The FDA has reopened proposed gluten-free labeling rule originally published in 2007 in hopes of clarifying what "gluten free" actually means and how restaurants and manufacturers label their products. Gluten is a main cause of Celiac disease, which occurs when the body's natural defense system reacts to gluten by attacking the lining of the small intestine. Without a healthy intestinal lining, the body cannot absorb the nutrients it needs.
Stefano Luccioli, M.D., a Food and Drug Administration (FDA) allergist and immunologist explains:
"Some people don't get immediate symptoms, but when they do, they are typically gastrointestinal-related, such as abdominal pain, bloating, and diarrhea. In infants, there may be a lot of vomiting, and they don't grow and thrive."
Some people do not have any symptoms at all but still may have intestinal damage and risk for long-term complications. It is important for individuals with celiac disease, who may vary in their sensitivity to gluten, to discuss their dietary needs with their health care professional.

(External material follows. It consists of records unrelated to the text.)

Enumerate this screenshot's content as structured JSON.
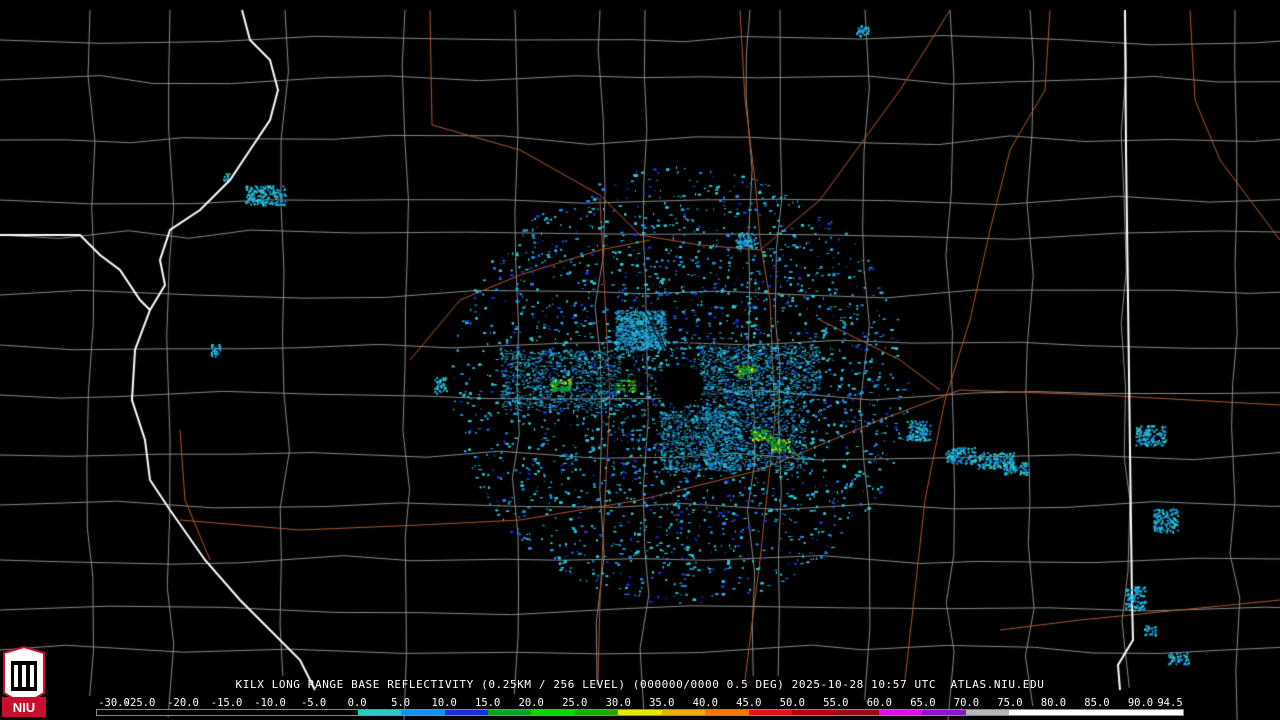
{
  "product": {
    "title": "KILX LONG RANGE BASE REFLECTIVITY (0.25KM / 256 LEVEL) (000000/0000 0.5 DEG) 2025-10-28 10:57 UTC  ATLAS.NIU.EDU"
  },
  "logo": {
    "text": "NIU",
    "color": "#c8102e"
  },
  "scale": {
    "labels": [
      "-30.0",
      "-25.0",
      "-20.0",
      "-15.0",
      "-10.0",
      "-5.0",
      "0.0",
      "5.0",
      "10.0",
      "15.0",
      "20.0",
      "25.0",
      "30.0",
      "35.0",
      "40.0",
      "45.0",
      "50.0",
      "55.0",
      "60.0",
      "65.0",
      "70.0",
      "75.0",
      "80.0",
      "85.0",
      "90.0",
      "94.5"
    ],
    "colors": [
      "#000000",
      "#000000",
      "#000000",
      "#000000",
      "#000000",
      "#000000",
      "#28c8d0",
      "#1890e8",
      "#1830d8",
      "#10a020",
      "#08d808",
      "#20a808",
      "#e8e800",
      "#e8b000",
      "#f07800",
      "#e81010",
      "#b80000",
      "#901010",
      "#e010e0",
      "#8818c8",
      "#b8b8b8",
      "#ffffff",
      "#ffffff",
      "#ffffff",
      "#ffffff"
    ]
  },
  "map": {
    "radar_site": "KILX",
    "state_line_color": "#ffffff",
    "county_line_color": "#8a8a8a",
    "highway_color": "#b0582a"
  }
}
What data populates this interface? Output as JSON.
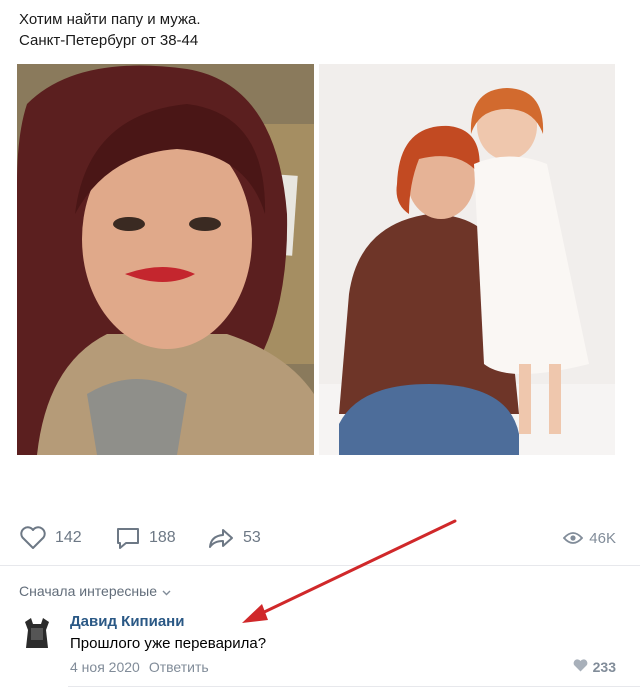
{
  "post": {
    "text_line1": "Хотим найти папу и мужа.",
    "text_line2": "Санкт-Петербург от 38-44"
  },
  "photos": [
    {
      "name": "selfie-photo"
    },
    {
      "name": "mother-daughter-photo"
    }
  ],
  "actions": {
    "likes": "142",
    "comments": "188",
    "shares": "53",
    "views": "46K"
  },
  "comments_header": {
    "sort_label": "Сначала интересные"
  },
  "comment": {
    "author": "Давид Кипиани",
    "text": "Прошлого уже переварила?",
    "date": "4 ноя 2020",
    "reply_label": "Ответить",
    "likes": "233"
  },
  "colors": {
    "link": "#2a5885",
    "muted": "#818c99",
    "icon": "#6d7885",
    "arrow": "#d0282a"
  }
}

Technically, gluten represents specific proteins that occur naturally in wheat. However, the term "gluten" is commonly used to refer to certain proteins that occur naturally not only in wheat, but also in rye, barley, and crossbreeds of these grains and that can harm people who have celiac disease. The only treatment for this disorder is a life-long gluten-free diet.
Eating gluten doesn't bother most consumers, but some people with celiac disease have health-threatening reactions, says Stefano Luccioli, M.D., a Food and Drug Administration allergist and immunologist. They need to know whether a food contains gluten.
FDA has been working to define "gluten-free" in order to eliminate uncertainty about how food producers may label their products and assures consumers who must avoid gluten that foods labeled "gluten-free" meet a clear standard established and enforced by FDA.
Andrea Levario, J.D., executive director of the American Celiac Disease Alliance continues regarding consumers:
"When they find a product labeled 'gluten-free,' they don't necessarily know what that means because today there is no federal standard for the use of this term. Having a federal definition of 'gluten-free' is critically important. If we have one national standard, the individual will know that all products labeled 'gluten-free' will have no more than a minimal amount of gluten."
Gluten-free is not synonymous with low fat, low sugar, or low sodium. For people who must be on a gluten-free diet, Kane says it's important to check the ingredients list and Nutrition Facts information on food labels to find the most nutritious options.
Rhonda Kane, a registered dietitian and consumer safety officer at FDA said:
"Eating gluten-free is not meant to be a diet craze. It's a medical necessity for those who have celiac disease. There are no nutritional advantages for a person not sensitive to gluten to be on a gluten-free diet. Those who are not sensitive to gluten have more flexibility and can choose from a greater variety of foods to achieve a balanced diet."
Written by Sy Kraft